Scott Cole is a high-tech executive with blended experience leading for-profit, nonprofit, education, social enterprise and cooperative initiatives. He is committed to alleviating chronic social problems by building the capacities of foundations and community organizations to work collaboratively.
Using Web-based software embedded with expert services, he works with partners to connect and empower individuals, nonprofits, and foundations to create collective impact in communities. Scott co-founded Collectivity as a cooperative to rapidly and sustainably scale collaborative initiatives using international tested principles of co-working.
Company Snapshot: Collectivity
Collectivity is a technology-provider cooperative that helps nonprofits and their funders build capacity to optimize mission delivery and outcome performance such as building better teams and collaboration with community partners to create collective impact.
A local organization is taking the traditional auto repair model and making it affordable for low-income Minnesotans.
Many of us know the inconvenience of having a car in the shop for the day and the burden of figuring out how to get to work, get kids to school or make that dentist appointment we scheduled six months ago. For low-income Minnesotans there is an additional burden of paying for the repairs.
The Lift Garage’s services have been so in demand that there is a three-month waiting list. Becca Tumm, a board member with The Lift Garage, says, “I think so many individuals have gotten behind The Lift Garage and have become such faithful supporters because they can relate to both the need of having a car and because they can relate to the financial stress that occurs when they are faced with an unplanned, urgent repair.”
It will take this outside support to expand the services of The Lift Garage to reduce the three month waiting list.
Founder: Cathy Heying
City you live in: Minneapolis
City of birth: Ossian, Iowa
High school attended: South Winneshiek High School, Calmar, Iowa.

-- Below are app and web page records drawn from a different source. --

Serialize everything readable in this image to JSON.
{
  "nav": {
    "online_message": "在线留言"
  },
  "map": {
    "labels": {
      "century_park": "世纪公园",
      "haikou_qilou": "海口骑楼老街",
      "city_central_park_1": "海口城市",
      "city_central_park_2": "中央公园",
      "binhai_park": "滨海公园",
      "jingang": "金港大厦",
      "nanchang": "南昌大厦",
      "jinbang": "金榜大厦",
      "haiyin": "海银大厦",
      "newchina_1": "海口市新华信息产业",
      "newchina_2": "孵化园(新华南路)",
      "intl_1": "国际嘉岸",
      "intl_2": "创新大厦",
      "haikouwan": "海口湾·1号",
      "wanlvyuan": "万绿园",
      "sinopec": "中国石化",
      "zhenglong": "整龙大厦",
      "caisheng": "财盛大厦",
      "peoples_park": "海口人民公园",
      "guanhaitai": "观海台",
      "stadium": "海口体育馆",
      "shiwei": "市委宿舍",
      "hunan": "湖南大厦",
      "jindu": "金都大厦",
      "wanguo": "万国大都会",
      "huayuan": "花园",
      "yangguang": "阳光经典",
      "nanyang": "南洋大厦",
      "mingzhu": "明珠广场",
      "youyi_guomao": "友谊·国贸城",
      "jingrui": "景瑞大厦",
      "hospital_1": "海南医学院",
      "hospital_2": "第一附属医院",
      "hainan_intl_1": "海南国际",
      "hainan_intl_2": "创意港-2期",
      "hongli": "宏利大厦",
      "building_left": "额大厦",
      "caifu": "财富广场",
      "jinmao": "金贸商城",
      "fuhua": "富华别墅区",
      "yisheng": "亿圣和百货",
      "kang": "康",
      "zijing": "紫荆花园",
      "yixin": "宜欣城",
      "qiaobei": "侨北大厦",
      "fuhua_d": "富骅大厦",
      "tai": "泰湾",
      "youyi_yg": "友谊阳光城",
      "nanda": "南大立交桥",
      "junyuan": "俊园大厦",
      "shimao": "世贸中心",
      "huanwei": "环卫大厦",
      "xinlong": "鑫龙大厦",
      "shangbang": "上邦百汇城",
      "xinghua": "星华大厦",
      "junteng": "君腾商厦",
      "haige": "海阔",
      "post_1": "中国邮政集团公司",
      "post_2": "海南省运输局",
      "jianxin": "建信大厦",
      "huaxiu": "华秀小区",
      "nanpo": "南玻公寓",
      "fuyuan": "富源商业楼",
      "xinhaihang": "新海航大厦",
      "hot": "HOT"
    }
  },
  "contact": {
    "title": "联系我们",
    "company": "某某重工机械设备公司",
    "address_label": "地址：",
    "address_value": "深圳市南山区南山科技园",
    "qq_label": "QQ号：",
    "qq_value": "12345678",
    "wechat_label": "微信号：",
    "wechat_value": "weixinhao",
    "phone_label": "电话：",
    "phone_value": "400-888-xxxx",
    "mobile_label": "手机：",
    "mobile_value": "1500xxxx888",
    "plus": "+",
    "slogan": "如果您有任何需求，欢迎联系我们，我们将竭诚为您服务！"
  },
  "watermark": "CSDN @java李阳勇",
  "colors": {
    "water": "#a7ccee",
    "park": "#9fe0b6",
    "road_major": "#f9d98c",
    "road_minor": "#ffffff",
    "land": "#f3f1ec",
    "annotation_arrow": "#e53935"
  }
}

Cathy Heying has a background in social work and pastoral ministry. She has worked with many people experiencing homelessness and poverty. Through this experience she has seen lives altered because of expensive car repairs. For many, she says, “it meant the difference between keeping and losing a job, which meant the difference between keeping and losing housing.”
Initially feeling helpless to address these experiences, Cathy instead responded as an entrepreneur would: She decided to see what she could personally do to solve the problem. Cathy holds an MA in Pastoral Ministry and a BA in Social Work. With visions of providing low-cost care repair for low-income Minnesotans, she went to Dunwoody, a technical college, to get an Associate’s degree in Auto Technology.
Company Snapshot: The Lift Garage
The Lift Garage is a nonprofit auto repair shop that provides low-cost car repairs for low-income Minnesotans. Customers must qualify as low-income, 30 percent of Area Median Income, which is $20,800 for a household of two. Customers are charged $15 per hour for labor plus the cost of parts at no markup. Market rate is about $100/hour for labor. The garage provides a full range of car repair services and to date has served over 600 people. The low rate has allowed it to save customers over $300,000 in car repair costs.
Patrons with accessibility needs please access our ground floor elevator entrance via Kellogg Ave at the back of the building. Please ring the doorbell on the right hand side of door and a Hill staff member will assist you. If you have questions or concerns please call 651.265.5500. We look forward to having you visit.